Many Germans with Turkish roots also have a Turkish passport and thus can decide what country they want to play for. When Mesut Özil – who is at the verge of becoming a world-class player for Real Madrid – decided that he wanted to play for Germany instead of Turkey, many Turkish soccer fans were in total disbelief. Fortunately, he was mainly treated with a lot of respect for what he has achieved in such an early point of his career, and even Turks are proud of “their Mesut.”
Since then, Mesut Özil has become one of the prime examples for integration. He is portrayed as the friendly young man from a working class background who has truly embraced his German nationality. (And most importantly plays well for the German national team, one might think.)
For 22-year-old Muslima Kübra Yücel, this couldn’t be further from the truth. On her blog Ein Fremdwörterbuch, which was intended to be a blog about her life but now focuses on questions concerning her religious background, she claims that the current debate about integration is a farce.
Ich will nicht wissen, wann und unter welchen Umständen ich als Mensch mit nichtdeutscher Abstammung und nichtchristlicher Religion ein Du-bist-deutsch-Siegel bekommen könnte. Das sind Scheindebatten. Die Realität sieht so aus: Mesut Özil kann – wie übrigens viele seiner biodeutschen Kollegen auch – keinen grammatikalisch korrekten deutschen Satz hervorbringen, ich hingegen schon. Trotzdem gilt er als integriert und deutsch, ich aber nicht.[…] Großartig. Ich habe also einen deutschen Pass, engagiere mich hier, spreche die Sprache und gehe wählen. Aber das reicht anscheinend nicht.
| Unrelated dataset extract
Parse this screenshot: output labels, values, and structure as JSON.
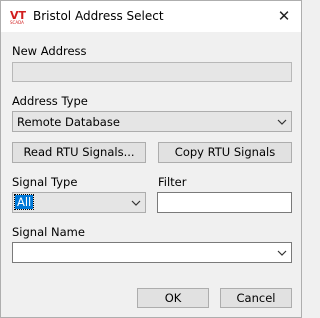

Leider kann ich kein Fußball.
[I don’t want to know when and under which circumstances I – a person of non-German origin and non-Christian religion – could get the you-are-German-predicate. These are make-believe debates. Reality is different. Mesut Özil cannot utter a grammatically correct sentence like many of his biologically German peers, whereas I can. Nonetheless, he is considered to be integrated and German and I am not. […] Great. I have a German passport, I am involved socially, speak the language and I vote. But that doesn’t seem to be enough. Unfortunately, I don’t play soccer.]
This incident shows that the current debates about integration are merely touching the surface of the problem. (If you browse through her blog or the blog Just another Hidjabi by her friend Yasmina Abd el Khader, you will find many more.)For Kübra, the debate about integration is ridiculous due to the results and misjudgements about what it means to be integrated when it comes to celebrities (or someone with celebrity status).
She sees nationality as an empty term. She doesn’t say she is German, nor that she is Turkish. On the contrary, she feels that these terms only limit her in what she is and as what she is seen as. She wants to be seen for what she really is: her qualities, ideas, and her character. Maybe Kübra is right and thinking in terms of nationality is outdated. Europe is coming closer together and the EU has been an important step in this development. Furthermore, the western world shares both ideologies and values, and people travel freely between countries. The next logical step would be to include the remaining parts of the world, including the Islamic world. Both blogs give insight into the views of two young Muslimas and utter a call for an open-minded approach to people of foreign cultures in general. As Yasmina puts it: “Wir wollen keine Schubladen mehr.” (We don’t want to be pigeonholed any longer.)